Alexis Delassaux. His name might intrigue you, and for a good reason: his personality is as unforgettable as his colorful cuisine. Owner of his restaurant, Luz Verde in Paris, the 33-year-old Franco-Mexican chef put his heart on his sleeve and gave it everything to be where he is today. He has also learned from the greatest chefs, among the most renowned institutions in Paris. Launched into the world of cooking a little by chance after a 2-year BEP in cooking, his passion quickly leads the way. Portrait of a chef “toqué” (Gault & Millau) who aims for the stars...
Meet Alexis Delassaux
A precocious and precise chef
A precocious and precise chef
After several years working in the kitchens, he started feeling that he wanted to explore somewhere else, to explore outside of Paris. “I decided to go to Mexico for six months. I have uncles and cousins who live there (his mother is Mexican), which allowed me to travel all over the country. I didn’t work but I ate a lot of Mexican food! (laughs) It allowed me to discover my mother's roots, this culture that I had yet to learn about” says Alexis who, after six months, was (already) missing Paris. “This trip really gave me wings and allowed me to take flight. It was rewarding on all levels."

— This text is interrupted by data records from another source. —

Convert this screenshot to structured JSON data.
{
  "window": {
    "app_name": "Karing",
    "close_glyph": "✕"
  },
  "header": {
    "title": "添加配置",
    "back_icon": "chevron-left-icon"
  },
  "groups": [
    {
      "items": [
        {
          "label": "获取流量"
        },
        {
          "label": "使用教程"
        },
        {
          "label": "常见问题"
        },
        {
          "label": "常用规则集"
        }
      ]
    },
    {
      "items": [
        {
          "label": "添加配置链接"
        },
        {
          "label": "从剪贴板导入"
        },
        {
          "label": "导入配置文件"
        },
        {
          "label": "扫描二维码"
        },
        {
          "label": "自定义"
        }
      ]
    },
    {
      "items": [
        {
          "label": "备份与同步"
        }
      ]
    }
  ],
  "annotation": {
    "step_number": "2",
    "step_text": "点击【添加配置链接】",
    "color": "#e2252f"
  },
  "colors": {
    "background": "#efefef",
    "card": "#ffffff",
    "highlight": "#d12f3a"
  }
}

After barely setting foot back on French soil, and at the height of his 26 years of age, he finally decided to be his own chef and open his restaurant: Le Luz Verde in the 9th arrondissement of the French capital. "At the time, when it came to Mexican food, there wasn't much in Paris yet! I was having trouble finding the flavors I had tasted in Mexico. I also wanted to share and introduce Parisians to these unique flavors. That is when I decided to delve into this niche."
"I like the principle of turning your plate, of sharing it, without fuss."
With the ambition of opening a restaurant offering a different experience, he wanted to give life to a simple place, in his image. “A friendly place where you come with your friends. With large tables and lots of plates to share, "says the one who puts the emphasis on flavor and seasonal products. There are simple dishes at the restaurant, like a pork shoulder to share on the table. “It arrives, caramelized on the table, and the customers cut and divide it themselves. What nobody knows is that to achieve this meal, there is a 48-hour cooking time, a marinade and exact regulated temperatures. There is technique behind the scenes, and simplicity when it comes to tasting and enjoying. The customer’s satisfaction is what matters most to me," says the chef who offers a "very small menu" that he changes regularly. "If I have 14 servings of scallops, once it's done, we make arrangements to do something else the next day. I prefer that the customer comes back and tastes something new every time” says Alexis.
At Luz Verde, the customer is king, even when it comes to the easily replicated recipes. Just as his preparations based on the Cointreau liqueur. “We offer different flavored cocktails. There is one rose flavored, one pineapple. There is also a dessert for which I added Cointreau to create that link. I even made a spicy Cointreau-based sauce with a very tender meat that goes perfectly with the acidity found in the lemons... It is above all a marriage of flavors which allows the mixture of the two to create a pleasant tasting sensation, giving each flavor their moment,” says the man who also made a Cointreau mousse.
Faced with the success of his first establishment, he took the opportunity to open Le Chiquitin, a take-out restaurant opposite Luz Verde, where he again ties together French and Mexican flavors. It includes, among other delicacies, his grandmother's unforgettable chocolate cake. “It's a classic in my family. We eat it almost every time we get together. It's super simple, but it's also delicious. It is one of my fondest memories from my childhood: my grandmother delectable cake is iconic."
“I don't think I'm a genius. We are hard workers first."
What does cooking mean to him? "Cooking is first and foremost about the many encounters I have with others. It is also a manual trade. You need to practice in order to improve and find your way. I remember at the start of my career I didn't even season my dishes… I mostly focused on aesthetics, on presentation, I didn't realize there was something else behind it. It is only as I met with chefs, without whom I wouldn’t be here today, that I truly understood that.” explains Alexis, who doesn’t think he has a special gift. "I just try to bring the dishes that I enjoy to life. But I don't feel like a pioneer. I learned and took what I liked from each of the chefs, and then I managed to make my own mix. I consider myself to be a “hard worker” above all."
His favorite ingredients and favorite meals? "I love to cook fish. It's fine, noble, it cooks quickly. But I also like to cook a nice prime rib on the barbecue with my family, for me there is nothing better. It's one of my favorite dishes to cook and eat. I very much enjoy braised cooking, there is this comforting side that is dear to me..." explains the chef enthusiastically, and less attracted to baking. “Baking takes discipline while I cook mostly on instinct. I prefer to eat it! (laughs) Baking is a bit more complicated for me, except for my grandmother's cake which I love very much."
In his image, Alexis’s cultures, both French and Mexican, are reflected in his dishes which are rich in flavor and meaning, yet easy to cook. Sunny, well balanced and traditional cuisine, where a passion for good produce mingles with a love for its spicy origins.